Both the far-right Heritage Foundation and the neo-conservative Wall Street Journal have railed against the reforms, arguing variously that they could cost the U.S. taxpayer anywhere from one billion dollars to far more if IMF clients default on loans, and that the changes would reduce Washington’s ability to veto specific loans.
They say the IMF’s standard advice to its borrowers to raise taxes and devalue their currency is counter-productive and could become worse given the Fund’s new emphasis on reducing income inequalities; and that, according to the Journal, the reforms “will increase the clout of countries with different economic and geo-political interests than America’s.”
Encouraged by, among others, the U.S. Chamber of Commerce and their Wall Street contributors, some House Republicans have indicated they could support the reforms.
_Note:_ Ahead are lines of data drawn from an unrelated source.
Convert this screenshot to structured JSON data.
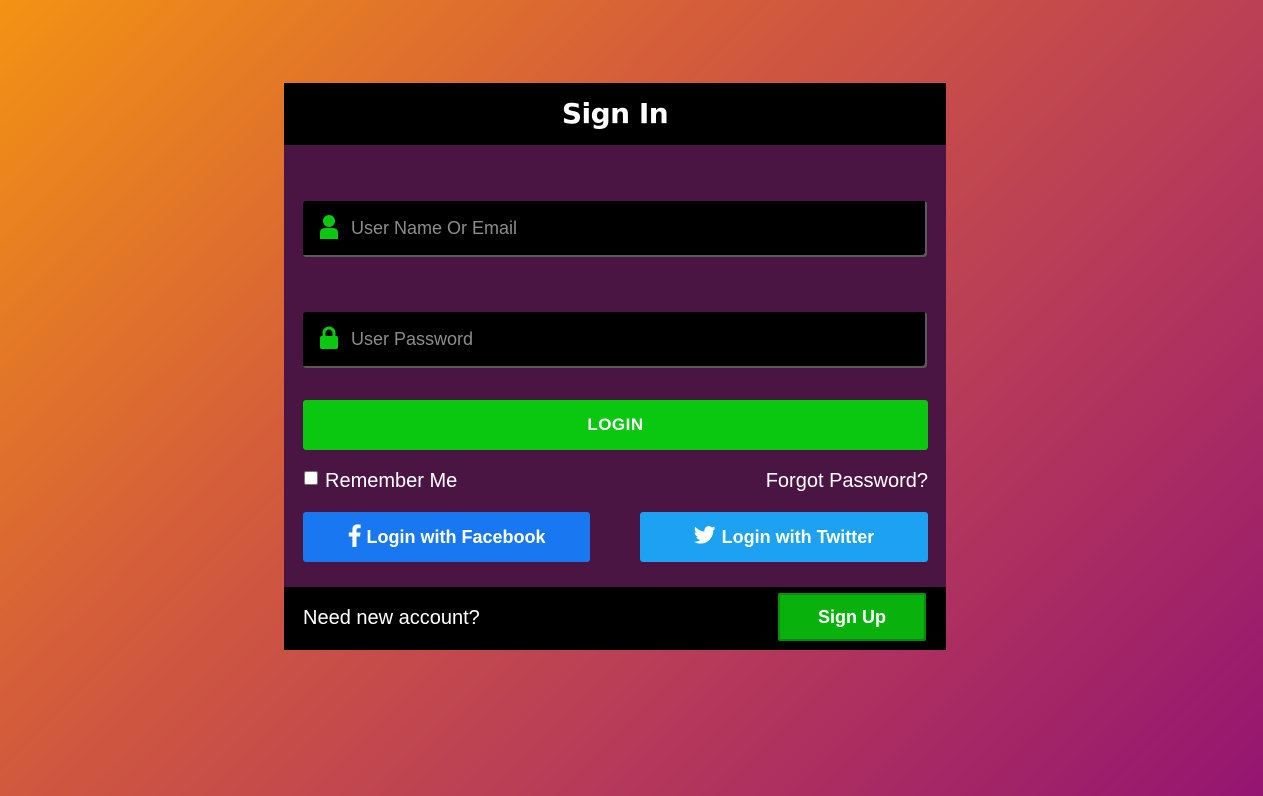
{
  "form": {
    "title": "Sign In",
    "username_placeholder": "User Name Or Email",
    "password_placeholder": "User Password",
    "login_label": "LOGIN",
    "remember_label": "Remember Me",
    "forgot_label": "Forgot Password?",
    "facebook_label": "Login with Facebook",
    "twitter_label": "Login with Twitter",
    "footer_text": "Need new account?",
    "signup_label": "Sign Up"
  },
  "icons": {
    "username": "user-icon",
    "password": "lock-icon",
    "facebook": "facebook-icon",
    "twitter": "twitter-icon"
  },
  "colors": {
    "accent_green": "#0ac70f",
    "facebook_blue": "#1a77f2",
    "twitter_blue": "#1da1f2",
    "card_background": "#4a1443"
  }
}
But thus far they have insisted that they would only do so in exchange for Obama’s easing new regulations restricting political activities by tax-exempt right-wing groups.
Meanwhile, however, the delays are clearly damaging Washington’s global economic and geo-political agenda – persuading other G20 countries to adopt expansionary policies and punish Moscow for its moves against Ukraine – during the meetings here.
“The proposed IMF reforms are a no-brainer,” according to Molly Elgin-Cossart, a senior fellow for national security and international policy at the Center for American Progress. “They modernise the IMF and restore American leadership on the global stage at a time when the world desperately needs it, without additional cost for American taxpayers.”
Further delay, especially now that the G20 appear to have set a deadline, could in fact reduce Washington’s influence.
While she stressed she was not prepared to give up on Congress, IMF managing director Christine Lagarde told reporters Thursday the Fund may soon have to resort to a “Plan B” to implement the reforms without Washington’s consent.
While she did not provide details of what are now backroom discussions, two highly respected former senior U.S. Treasury secretaries suggested in a letter published Thursday by the Financial Times that “the Fund should move ahead without the U.S. …by raising funds from others while depriving the U.S. of some or all of its longstanding power to block major Fund actions.”
C. Fred Bergsten and Edwin Truman, who served under Jimmy Carter and Bill Clinton, respectively, suggested that the IMF could make permanent an initiative to arrange temporary bilateral credit lines of nearly 500 billion dollars from 38 countries who could decide on their disposition without the U.S.
More radically, they wrote, the Fund could increase total country quota subscriptions that would remove Washington’s veto power over institutional changes.
“The U.S. deserves to lose influence if it continues to fail to lead,” the two former officials wrote.
Jim Lobe’s blog on U.S. foreign policy can be read at Lobelog.com.